Applause broke out in the courtroom as New York State Supreme Court Justice Ellen Biben vacated the convictions against Muhammad Aziz, 83, and Khalil Islam, who died in 2009. Both were released from prison on parole in the 1980s.
Aziz told the court that his wrongful conviction had stemmed from “a process that was corrupt to its core, one that is all too familiar to Black people in 2021,” and said he hoped the system would take “responsibility for the immeasurable harm it caused me.”
Two of Islam’s sons who were also present in court, Ameen and Shahid Johnson, told reporters outside the courthouse that they felt “bittersweet” about the exoneration because it could not replace everything their family had lost.
Ameen was 1-1/2-years old and their mother was pregnant with Shahid when Islam, who was formerly known as Thomas Johnson, was arrested. The exoneration was a “very, very long time coming,” Ameen Johnson told Reuters earlier while waiting to enter the courtroom. “I honestly didn’t think I’d live to see the day.”
Manhattan District Attorney Cyrus Vance said in court that new exculpatory evidence uncovered during a two-year-long investigation had made it clear that Aziz and Islam were wrongfully convicted for murdering Malcolm X.
Investigators withheld from both defense and prosecution “dozens and dozens” of documents from the New York Police Department and the U.S. Federal Bureau of Investigation, including reports that implicated other suspects, according to Vance.
The conviction of a third man for murdering Malcolm X still stands.
“IGNOMINY” OF BEING SEEN AS ASSASSINS
Malcolm X rose to prominence as the national spokesman of the Nation of Islam, an African-American Muslim group that espoused Black separatism. He spent over a decade with the group before becoming disillusioned, publicly breaking with it in 1964 and moderating some of his earlier views on racial separation.
He was shot dead at New York City’s Audubon Ballroom while preparing to deliver a speech. All three of the men convicted were members of the Nation of Islam.
Before tossing the convictions on Thursday, Biben said she regretted the court could not give Aziz and Islam back the years they had lost.
Islam’s family and Aziz could each reasonably seek $1 million in restitution for each year they spent in prison, according to New York-based civil rights lawyer Richard Emery, who has represented wrongfully convicted people.
Emery said there were two ways to seek restitution: suing the state for unjust conviction, and filing a federal civil rights case against the law enforcement agencies involved.
Still, there’s “no hard and fast formula” for such settlements, according to Zachary Carter, who represented New York City in its $41 million settlement with five men wrongfully convicted of the 1989 rape of a woman jogger in Central Park.

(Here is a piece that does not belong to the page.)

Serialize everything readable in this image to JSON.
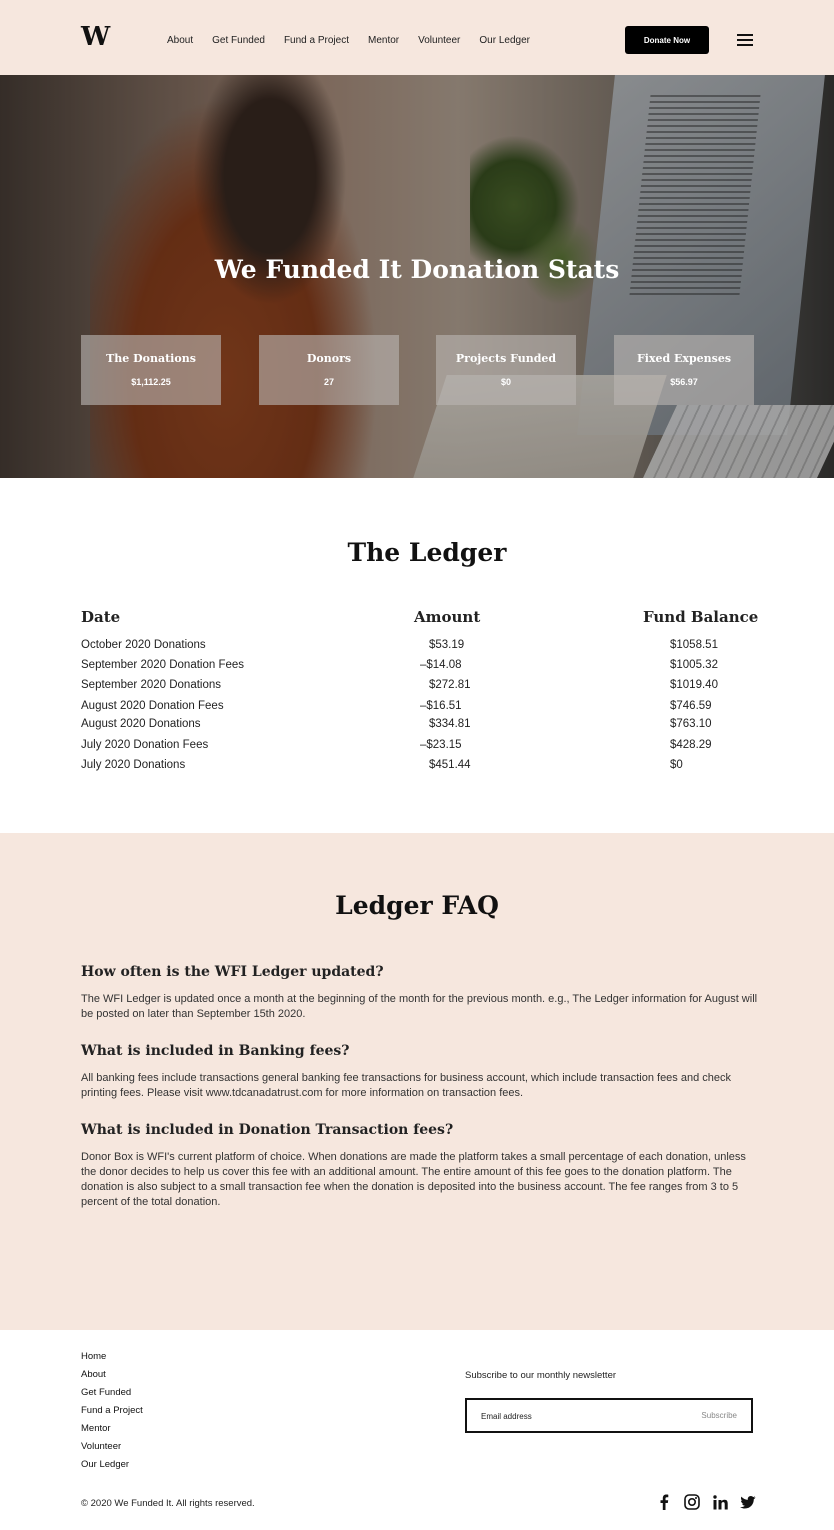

If Islam’s family and Aziz seek settlements, their lawyers likely will also point to the damage their reputations suffered from the wrongful convictions, according to Carter.
Aziz and Islam suffered the “ignominy” of being viewed as assassins of a beloved figure in the U.S. civil rights struggle, Carter said. “What should be the compensation for having been a pariah in your community for so many years?”
One of Malcolm X’s daughters, Ilyasah Shabazz, said in a statement on Thursday that she hoped the “long overdue” exonerations would bring some peace to Aziz, his family and Islam’s family. But Shabazz said her family still wants to know the full truth behind her father’s murder.
“Full justice will not be served until all parties involved in the orchestrated killing of our father are identified and brought to justice,” she said.
(Reporting by Julia Harte and Karen Freifeld; Editing by Colleen Jenkins and Leslie Adler)